By Mark Fong
One of the hottest set-ups in the bass fishing world today is the Midwest finesse rig.
Known also as the “Ned rig” for its creator, Missourian Ned Kehde, the set-up is, in its simplest form, a small, lightweight, mushroom-shaped leadhead jig weighing anywhere from 1/16 to ¼ ounce and matched with a diminutive soft plastic offering.
While there are many different plastic bait styles that work well, perhaps the most popular is a cigar-shaped stickbait. Anglers typically choose between a small 3-incher or a standard-sized stickbait that has been trimmed down to a length between 2½ and 4 inches.
A TACKLE BOX STAPLE
Jighead worms have been around for a long time and have caught untold numbers of bass, but I do have to say there is something special about the Midwest finesse rig that just plain catches fish. It has a subtle yet appealing profile that excels when conditions make for difficult fishing. Based on its skyrocketing popularity, it is clear that I am not the only one to think this way. In fact, the rig has become a staple for tournament anglers everywhere.
The rig is very easy to fish: simply swim it, drag it, shake it or deadstick it. The choice is yours. Best of all, the rig generates lots of bites, making it the ideal choice for beginning anglers or kids.
In response to its success and popularity, many tackle companies now offer specific jigheads and plastics geared for the Midwest finesse rig. I have had good success with a homemade leadhead jig matched with a shortened Yamamoto Senko.
There are many productive colors, but I like shades of green or brown. I will stick with green pumpkin, baby bass or watermelon when in doubt.

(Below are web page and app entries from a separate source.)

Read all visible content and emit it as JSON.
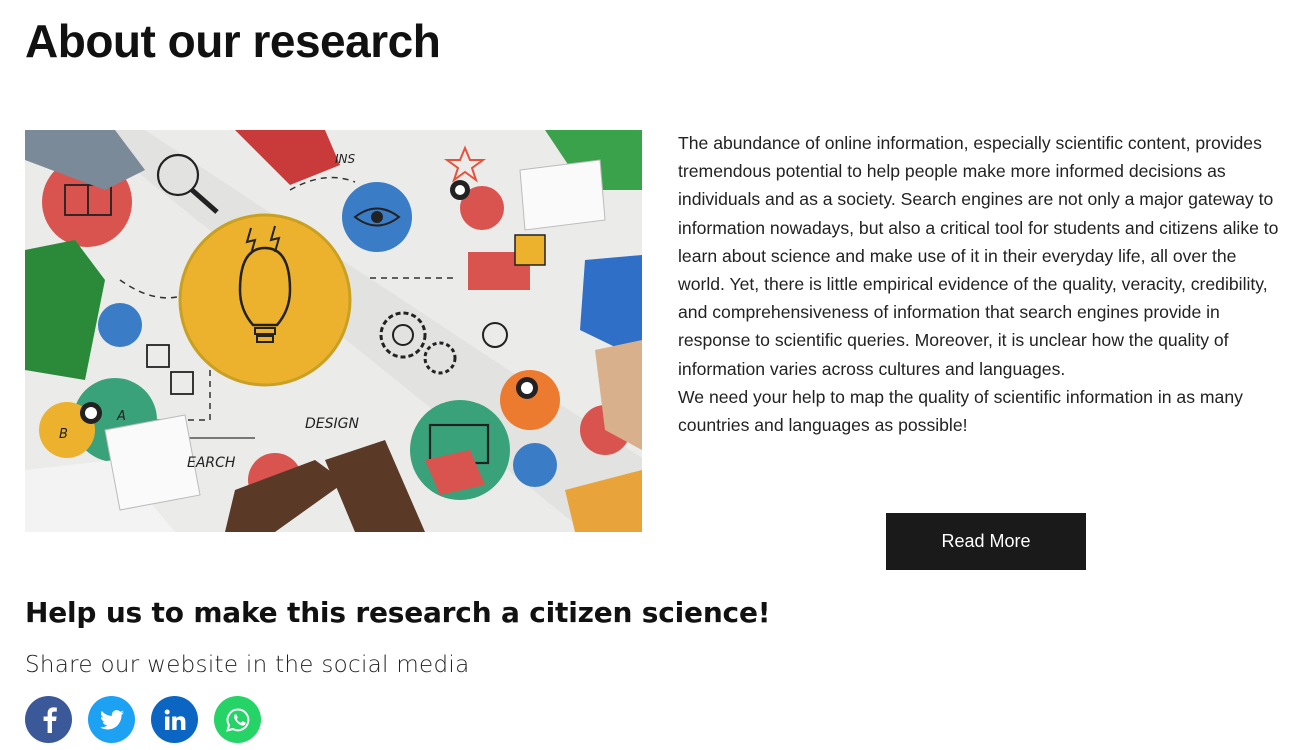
{
  "page": {
    "title": "About our research"
  },
  "about": {
    "paragraph1": "The abundance of online information, especially scientific content, provides tremendous potential to help people make more informed decisions as individuals and as a society. Search engines are not only a major gateway to information nowadays, but also a critical tool for students and citizens alike to learn about science and make use of it in their everyday life, all over the world. Yet, there is little empirical evidence of the quality, veracity, credibility, and comprehensiveness of information that search engines provide in response to scientific queries. Moreover, it is unclear how the quality of information varies across cultures and languages.",
    "paragraph2": "We need your help to map the quality of scientific information in as many countries and languages as possible!",
    "read_more_label": "Read More"
  },
  "hero_image": {
    "labels": {
      "design": "DESIGN",
      "search": "EARCH",
      "ins": "INS",
      "a": "A",
      "b": "B"
    }
  },
  "cta": {
    "heading": "Help us to make this research a citizen science!",
    "share_text": "Share our website in the social media"
  },
  "social": [
    {
      "name": "facebook-icon",
      "color": "#3b5998"
    },
    {
      "name": "twitter-icon",
      "color": "#1da1f2"
    },
    {
      "name": "linkedin-icon",
      "color": "#0a66c2"
    },
    {
      "name": "whatsapp-icon",
      "color": "#25d366"
    }
  ]
}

There is more to this technique than just the bait; a medium-action spinning combo will help to maximize your success and enjoyment. I use a Cousins Tackle Raze RSK 752S 7-foot, 6-inch spinning rod; and pair it with a 2500-series spinning reel filled with 15-pound FINS 40G Braid connected to a leader of 6-pound Gamma Edge Fluorocarbon Line. Braid casts well, is super sensitive and strong, and the fluorocarbon leader is abrasion-resistant and super stealthy.

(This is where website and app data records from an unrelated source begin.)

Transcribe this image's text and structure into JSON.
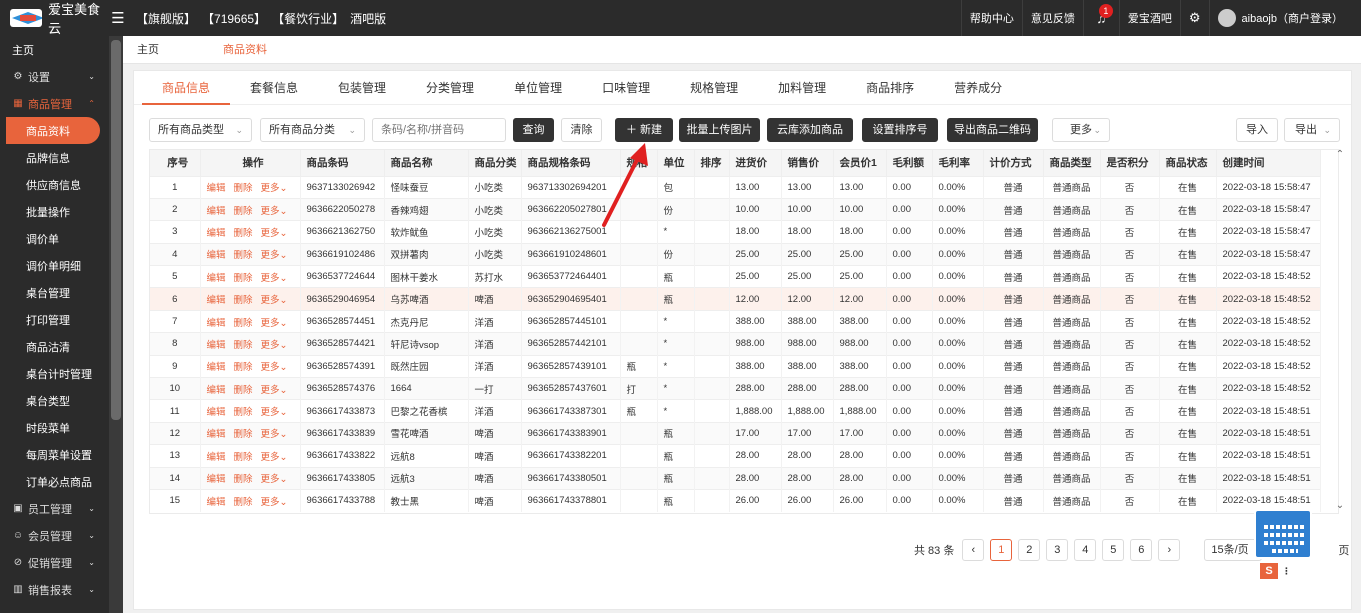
{
  "app": {
    "name": "爱宝美食云",
    "tags": [
      "【旗舰版】",
      "【719665】",
      "【餐饮行业】",
      "酒吧版"
    ]
  },
  "header": {
    "help": "帮助中心",
    "feedback": "意见反馈",
    "notif_count": "1",
    "store": "爱宝酒吧",
    "user": "aibaojb（商户登录）"
  },
  "sidebar": [
    {
      "label": "主页",
      "type": "top"
    },
    {
      "label": "设置",
      "type": "group",
      "icon": "⚙"
    },
    {
      "label": "商品管理",
      "type": "open",
      "icon": "▦"
    },
    {
      "label": "商品资料",
      "type": "active"
    },
    {
      "label": "品牌信息",
      "type": "sub"
    },
    {
      "label": "供应商信息",
      "type": "sub"
    },
    {
      "label": "批量操作",
      "type": "sub"
    },
    {
      "label": "调价单",
      "type": "sub"
    },
    {
      "label": "调价单明细",
      "type": "sub"
    },
    {
      "label": "桌台管理",
      "type": "sub"
    },
    {
      "label": "打印管理",
      "type": "sub"
    },
    {
      "label": "商品沽清",
      "type": "sub"
    },
    {
      "label": "桌台计时管理",
      "type": "sub"
    },
    {
      "label": "桌台类型",
      "type": "sub"
    },
    {
      "label": "时段菜单",
      "type": "sub"
    },
    {
      "label": "每周菜单设置",
      "type": "sub"
    },
    {
      "label": "订单必点商品",
      "type": "sub"
    },
    {
      "label": "员工管理",
      "type": "group",
      "icon": "▣"
    },
    {
      "label": "会员管理",
      "type": "group",
      "icon": "☺"
    },
    {
      "label": "促销管理",
      "type": "group",
      "icon": "⊘"
    },
    {
      "label": "销售报表",
      "type": "group",
      "icon": "▥"
    }
  ],
  "page_tabs": [
    "主页",
    "商品资料"
  ],
  "sub_tabs": [
    "商品信息",
    "套餐信息",
    "包装管理",
    "分类管理",
    "单位管理",
    "口味管理",
    "规格管理",
    "加料管理",
    "商品排序",
    "营养成分"
  ],
  "filters": {
    "type_select": "所有商品类型",
    "category_select": "所有商品分类",
    "search_placeholder": "条码/名称/拼音码",
    "query": "查询",
    "clear": "清除",
    "new": "＋ 新建",
    "batch_upload": "批量上传图片",
    "cloud_add": "云库添加商品",
    "set_sort": "设置排序号",
    "export_qr": "导出商品二维码",
    "more": "更多",
    "import": "导入",
    "export": "导出"
  },
  "table": {
    "columns": [
      "序号",
      "操作",
      "商品条码",
      "商品名称",
      "商品分类",
      "商品规格条码",
      "规格",
      "单位",
      "排序",
      "进货价",
      "销售价",
      "会员价1",
      "毛利额",
      "毛利率",
      "计价方式",
      "商品类型",
      "是否积分",
      "商品状态",
      "创建时间"
    ],
    "op_labels": [
      "编辑",
      "删除",
      "更多"
    ],
    "rows": [
      [
        "1",
        "9637133026942",
        "怪味蚕豆",
        "小吃类",
        "963713302694201",
        "",
        "包",
        "",
        "13.00",
        "13.00",
        "13.00",
        "0.00",
        "0.00%",
        "普通",
        "普通商品",
        "否",
        "在售",
        "2022-03-18 15:58:47"
      ],
      [
        "2",
        "9636622050278",
        "香辣鸡翅",
        "小吃类",
        "963662205027801",
        "",
        "份",
        "",
        "10.00",
        "10.00",
        "10.00",
        "0.00",
        "0.00%",
        "普通",
        "普通商品",
        "否",
        "在售",
        "2022-03-18 15:58:47"
      ],
      [
        "3",
        "9636621362750",
        "软炸鱿鱼",
        "小吃类",
        "963662136275001",
        "",
        "*",
        "",
        "18.00",
        "18.00",
        "18.00",
        "0.00",
        "0.00%",
        "普通",
        "普通商品",
        "否",
        "在售",
        "2022-03-18 15:58:47"
      ],
      [
        "4",
        "9636619102486",
        "双拼薯肉",
        "小吃类",
        "963661910248601",
        "",
        "份",
        "",
        "25.00",
        "25.00",
        "25.00",
        "0.00",
        "0.00%",
        "普通",
        "普通商品",
        "否",
        "在售",
        "2022-03-18 15:58:47"
      ],
      [
        "5",
        "9636537724644",
        "图林干姜水",
        "苏打水",
        "963653772464401",
        "",
        "瓶",
        "",
        "25.00",
        "25.00",
        "25.00",
        "0.00",
        "0.00%",
        "普通",
        "普通商品",
        "否",
        "在售",
        "2022-03-18 15:48:52"
      ],
      [
        "6",
        "9636529046954",
        "乌苏啤酒",
        "啤酒",
        "963652904695401",
        "",
        "瓶",
        "",
        "12.00",
        "12.00",
        "12.00",
        "0.00",
        "0.00%",
        "普通",
        "普通商品",
        "否",
        "在售",
        "2022-03-18 15:48:52"
      ],
      [
        "7",
        "9636528574451",
        "杰克丹尼",
        "洋酒",
        "963652857445101",
        "",
        "*",
        "",
        "388.00",
        "388.00",
        "388.00",
        "0.00",
        "0.00%",
        "普通",
        "普通商品",
        "否",
        "在售",
        "2022-03-18 15:48:52"
      ],
      [
        "8",
        "9636528574421",
        "轩尼诗vsop",
        "洋酒",
        "963652857442101",
        "",
        "*",
        "",
        "988.00",
        "988.00",
        "988.00",
        "0.00",
        "0.00%",
        "普通",
        "普通商品",
        "否",
        "在售",
        "2022-03-18 15:48:52"
      ],
      [
        "9",
        "9636528574391",
        "既然庄园",
        "洋酒",
        "963652857439101",
        "瓶",
        "*",
        "",
        "388.00",
        "388.00",
        "388.00",
        "0.00",
        "0.00%",
        "普通",
        "普通商品",
        "否",
        "在售",
        "2022-03-18 15:48:52"
      ],
      [
        "10",
        "9636528574376",
        "1664",
        "一打",
        "963652857437601",
        "打",
        "*",
        "",
        "288.00",
        "288.00",
        "288.00",
        "0.00",
        "0.00%",
        "普通",
        "普通商品",
        "否",
        "在售",
        "2022-03-18 15:48:52"
      ],
      [
        "11",
        "9636617433873",
        "巴黎之花香槟",
        "洋酒",
        "963661743387301",
        "瓶",
        "*",
        "",
        "1,888.00",
        "1,888.00",
        "1,888.00",
        "0.00",
        "0.00%",
        "普通",
        "普通商品",
        "否",
        "在售",
        "2022-03-18 15:48:51"
      ],
      [
        "12",
        "9636617433839",
        "雪花啤酒",
        "啤酒",
        "963661743383901",
        "",
        "瓶",
        "",
        "17.00",
        "17.00",
        "17.00",
        "0.00",
        "0.00%",
        "普通",
        "普通商品",
        "否",
        "在售",
        "2022-03-18 15:48:51"
      ],
      [
        "13",
        "9636617433822",
        "远航8",
        "啤酒",
        "963661743382201",
        "",
        "瓶",
        "",
        "28.00",
        "28.00",
        "28.00",
        "0.00",
        "0.00%",
        "普通",
        "普通商品",
        "否",
        "在售",
        "2022-03-18 15:48:51"
      ],
      [
        "14",
        "9636617433805",
        "远航3",
        "啤酒",
        "963661743380501",
        "",
        "瓶",
        "",
        "28.00",
        "28.00",
        "28.00",
        "0.00",
        "0.00%",
        "普通",
        "普通商品",
        "否",
        "在售",
        "2022-03-18 15:48:51"
      ],
      [
        "15",
        "9636617433788",
        "教士黑",
        "啤酒",
        "963661743378801",
        "",
        "瓶",
        "",
        "26.00",
        "26.00",
        "26.00",
        "0.00",
        "0.00%",
        "普通",
        "普通商品",
        "否",
        "在售",
        "2022-03-18 15:48:51"
      ]
    ]
  },
  "pager": {
    "total": "共 83 条",
    "pages": [
      "1",
      "2",
      "3",
      "4",
      "5",
      "6"
    ],
    "size": "15条/页",
    "goto": "页"
  }
}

If you love to catch bass and have not yet fished the Midwest finesse rig, you owe it to yourself to tie one on.